## Work to be completed
Report each line of the records below that uses the word "generali".
Start of Given data
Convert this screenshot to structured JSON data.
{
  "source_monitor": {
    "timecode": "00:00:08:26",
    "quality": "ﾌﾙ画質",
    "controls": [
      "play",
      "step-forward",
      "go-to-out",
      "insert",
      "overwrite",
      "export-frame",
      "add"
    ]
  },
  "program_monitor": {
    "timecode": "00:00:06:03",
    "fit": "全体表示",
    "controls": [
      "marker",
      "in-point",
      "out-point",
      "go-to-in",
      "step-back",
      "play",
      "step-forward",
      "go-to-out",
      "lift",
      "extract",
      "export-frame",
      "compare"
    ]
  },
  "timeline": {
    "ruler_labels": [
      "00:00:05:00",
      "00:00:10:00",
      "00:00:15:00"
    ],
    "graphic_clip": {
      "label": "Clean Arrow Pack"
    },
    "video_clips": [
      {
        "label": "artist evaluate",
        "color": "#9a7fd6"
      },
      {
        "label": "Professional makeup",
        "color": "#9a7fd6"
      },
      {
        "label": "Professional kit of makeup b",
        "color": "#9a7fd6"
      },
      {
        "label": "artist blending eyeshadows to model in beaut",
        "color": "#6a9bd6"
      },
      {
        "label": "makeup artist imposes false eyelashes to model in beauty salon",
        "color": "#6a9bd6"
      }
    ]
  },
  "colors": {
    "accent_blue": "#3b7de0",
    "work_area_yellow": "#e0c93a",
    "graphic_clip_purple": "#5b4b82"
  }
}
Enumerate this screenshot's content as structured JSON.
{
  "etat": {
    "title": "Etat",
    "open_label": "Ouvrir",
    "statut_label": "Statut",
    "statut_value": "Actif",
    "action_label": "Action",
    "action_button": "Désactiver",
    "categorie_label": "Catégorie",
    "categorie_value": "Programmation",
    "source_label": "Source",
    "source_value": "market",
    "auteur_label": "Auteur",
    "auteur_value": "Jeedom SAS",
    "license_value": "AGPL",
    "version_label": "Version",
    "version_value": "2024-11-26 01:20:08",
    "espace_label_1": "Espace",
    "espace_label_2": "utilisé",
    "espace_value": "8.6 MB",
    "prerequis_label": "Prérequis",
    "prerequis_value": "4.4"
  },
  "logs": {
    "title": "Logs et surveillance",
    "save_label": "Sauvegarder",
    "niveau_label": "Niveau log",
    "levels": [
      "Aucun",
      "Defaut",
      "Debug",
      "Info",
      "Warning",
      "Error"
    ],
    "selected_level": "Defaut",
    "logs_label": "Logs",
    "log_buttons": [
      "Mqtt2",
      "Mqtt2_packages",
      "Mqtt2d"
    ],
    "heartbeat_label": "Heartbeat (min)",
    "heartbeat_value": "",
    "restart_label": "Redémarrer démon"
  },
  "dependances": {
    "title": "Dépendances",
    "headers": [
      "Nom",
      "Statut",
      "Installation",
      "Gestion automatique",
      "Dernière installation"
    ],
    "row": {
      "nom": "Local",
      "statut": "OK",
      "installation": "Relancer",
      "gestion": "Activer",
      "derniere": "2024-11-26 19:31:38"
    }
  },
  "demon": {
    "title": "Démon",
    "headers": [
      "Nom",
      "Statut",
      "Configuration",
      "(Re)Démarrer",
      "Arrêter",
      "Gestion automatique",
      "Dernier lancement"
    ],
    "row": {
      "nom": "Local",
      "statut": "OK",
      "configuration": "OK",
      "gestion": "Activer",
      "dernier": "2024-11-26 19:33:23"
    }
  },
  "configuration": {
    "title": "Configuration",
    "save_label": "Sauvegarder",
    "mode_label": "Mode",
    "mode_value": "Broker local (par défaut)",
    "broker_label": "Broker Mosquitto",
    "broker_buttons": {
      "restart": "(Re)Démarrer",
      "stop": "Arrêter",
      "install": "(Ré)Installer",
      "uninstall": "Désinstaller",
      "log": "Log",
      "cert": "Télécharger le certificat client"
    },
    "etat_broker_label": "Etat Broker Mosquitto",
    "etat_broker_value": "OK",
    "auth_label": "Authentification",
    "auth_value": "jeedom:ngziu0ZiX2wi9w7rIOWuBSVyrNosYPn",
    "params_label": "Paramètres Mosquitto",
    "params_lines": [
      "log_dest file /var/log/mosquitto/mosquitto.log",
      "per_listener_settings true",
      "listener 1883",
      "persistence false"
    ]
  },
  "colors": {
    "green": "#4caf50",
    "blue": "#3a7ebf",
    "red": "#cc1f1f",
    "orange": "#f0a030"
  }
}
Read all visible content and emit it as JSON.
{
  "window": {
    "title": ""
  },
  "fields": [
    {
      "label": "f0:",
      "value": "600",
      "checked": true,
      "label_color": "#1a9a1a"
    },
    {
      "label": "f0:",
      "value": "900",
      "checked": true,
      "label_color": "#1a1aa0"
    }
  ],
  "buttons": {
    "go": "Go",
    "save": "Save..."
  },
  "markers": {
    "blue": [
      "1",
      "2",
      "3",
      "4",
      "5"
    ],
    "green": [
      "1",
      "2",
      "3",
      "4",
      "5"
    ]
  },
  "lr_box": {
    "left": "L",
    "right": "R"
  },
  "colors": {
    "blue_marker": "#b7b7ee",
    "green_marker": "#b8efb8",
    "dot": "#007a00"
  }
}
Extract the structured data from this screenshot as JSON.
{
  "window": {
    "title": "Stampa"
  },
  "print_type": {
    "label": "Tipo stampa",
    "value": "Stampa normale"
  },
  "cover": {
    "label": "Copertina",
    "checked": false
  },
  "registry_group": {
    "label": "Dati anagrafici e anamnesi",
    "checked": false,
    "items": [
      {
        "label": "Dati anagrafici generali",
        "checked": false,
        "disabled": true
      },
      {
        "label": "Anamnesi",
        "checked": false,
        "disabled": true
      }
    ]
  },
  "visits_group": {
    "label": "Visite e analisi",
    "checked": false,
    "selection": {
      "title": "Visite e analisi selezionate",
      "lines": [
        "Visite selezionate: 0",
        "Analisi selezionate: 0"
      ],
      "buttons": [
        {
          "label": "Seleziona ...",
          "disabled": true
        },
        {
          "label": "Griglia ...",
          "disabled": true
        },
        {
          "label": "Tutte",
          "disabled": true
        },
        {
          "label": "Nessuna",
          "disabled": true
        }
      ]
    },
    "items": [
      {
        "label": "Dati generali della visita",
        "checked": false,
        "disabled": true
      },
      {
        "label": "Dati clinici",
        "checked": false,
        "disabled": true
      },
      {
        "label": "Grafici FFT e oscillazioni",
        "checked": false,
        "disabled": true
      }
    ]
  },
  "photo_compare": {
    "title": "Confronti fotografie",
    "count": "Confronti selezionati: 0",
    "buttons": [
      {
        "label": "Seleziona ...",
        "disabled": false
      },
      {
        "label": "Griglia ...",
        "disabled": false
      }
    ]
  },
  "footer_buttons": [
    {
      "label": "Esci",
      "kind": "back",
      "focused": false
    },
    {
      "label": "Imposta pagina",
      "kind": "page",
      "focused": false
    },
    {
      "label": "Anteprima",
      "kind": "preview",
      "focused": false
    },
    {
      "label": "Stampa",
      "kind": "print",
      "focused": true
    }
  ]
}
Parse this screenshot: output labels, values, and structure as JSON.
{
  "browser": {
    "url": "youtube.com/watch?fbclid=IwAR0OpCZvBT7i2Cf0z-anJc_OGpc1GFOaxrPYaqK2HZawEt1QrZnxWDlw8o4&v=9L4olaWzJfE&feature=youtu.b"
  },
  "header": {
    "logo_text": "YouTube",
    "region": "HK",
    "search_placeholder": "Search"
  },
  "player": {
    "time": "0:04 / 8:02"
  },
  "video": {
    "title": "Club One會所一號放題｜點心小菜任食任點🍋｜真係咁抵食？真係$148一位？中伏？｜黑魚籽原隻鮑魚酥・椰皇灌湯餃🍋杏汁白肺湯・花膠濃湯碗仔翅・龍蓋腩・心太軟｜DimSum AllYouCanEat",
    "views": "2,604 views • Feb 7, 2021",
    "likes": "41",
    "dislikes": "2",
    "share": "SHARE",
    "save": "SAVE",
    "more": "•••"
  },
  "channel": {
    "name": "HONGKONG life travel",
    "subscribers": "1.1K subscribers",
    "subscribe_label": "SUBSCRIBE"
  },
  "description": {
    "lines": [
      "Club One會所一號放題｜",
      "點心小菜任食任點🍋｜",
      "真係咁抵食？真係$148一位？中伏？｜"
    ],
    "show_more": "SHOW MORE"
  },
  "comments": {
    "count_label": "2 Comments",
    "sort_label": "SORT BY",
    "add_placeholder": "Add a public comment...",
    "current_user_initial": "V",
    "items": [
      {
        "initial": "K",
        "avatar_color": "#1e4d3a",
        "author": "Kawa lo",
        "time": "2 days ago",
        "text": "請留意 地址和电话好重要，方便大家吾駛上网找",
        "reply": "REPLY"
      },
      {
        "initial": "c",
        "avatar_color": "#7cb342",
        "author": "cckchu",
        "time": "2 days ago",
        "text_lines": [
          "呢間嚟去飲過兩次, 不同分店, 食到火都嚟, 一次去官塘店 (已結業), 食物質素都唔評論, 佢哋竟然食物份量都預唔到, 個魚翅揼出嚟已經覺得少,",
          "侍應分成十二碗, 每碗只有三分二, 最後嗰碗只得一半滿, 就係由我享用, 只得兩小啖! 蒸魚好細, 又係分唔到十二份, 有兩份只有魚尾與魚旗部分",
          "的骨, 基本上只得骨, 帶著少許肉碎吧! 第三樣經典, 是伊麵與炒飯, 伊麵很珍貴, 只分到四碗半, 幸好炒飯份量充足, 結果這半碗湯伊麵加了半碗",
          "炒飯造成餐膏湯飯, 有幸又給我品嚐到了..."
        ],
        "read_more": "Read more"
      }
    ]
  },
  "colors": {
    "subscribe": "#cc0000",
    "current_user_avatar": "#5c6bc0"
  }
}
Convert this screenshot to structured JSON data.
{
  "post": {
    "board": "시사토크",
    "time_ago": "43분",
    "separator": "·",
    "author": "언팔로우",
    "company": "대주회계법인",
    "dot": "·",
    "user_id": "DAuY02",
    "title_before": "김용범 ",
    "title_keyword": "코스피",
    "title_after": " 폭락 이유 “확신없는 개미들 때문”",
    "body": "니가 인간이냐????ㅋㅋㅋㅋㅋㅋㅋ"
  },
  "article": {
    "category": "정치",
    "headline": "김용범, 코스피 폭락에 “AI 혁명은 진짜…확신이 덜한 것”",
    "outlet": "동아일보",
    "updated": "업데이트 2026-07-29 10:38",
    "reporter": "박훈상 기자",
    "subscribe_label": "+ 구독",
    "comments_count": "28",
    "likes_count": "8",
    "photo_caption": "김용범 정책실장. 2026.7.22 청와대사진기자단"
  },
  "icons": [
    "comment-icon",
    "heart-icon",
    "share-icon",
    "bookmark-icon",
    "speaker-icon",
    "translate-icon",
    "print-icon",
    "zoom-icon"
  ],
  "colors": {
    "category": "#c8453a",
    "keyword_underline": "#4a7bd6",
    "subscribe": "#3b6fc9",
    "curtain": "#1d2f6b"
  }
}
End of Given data
## Task result
        "label": "Dati anagrafici generali",
        "label": "Dati generali della visita",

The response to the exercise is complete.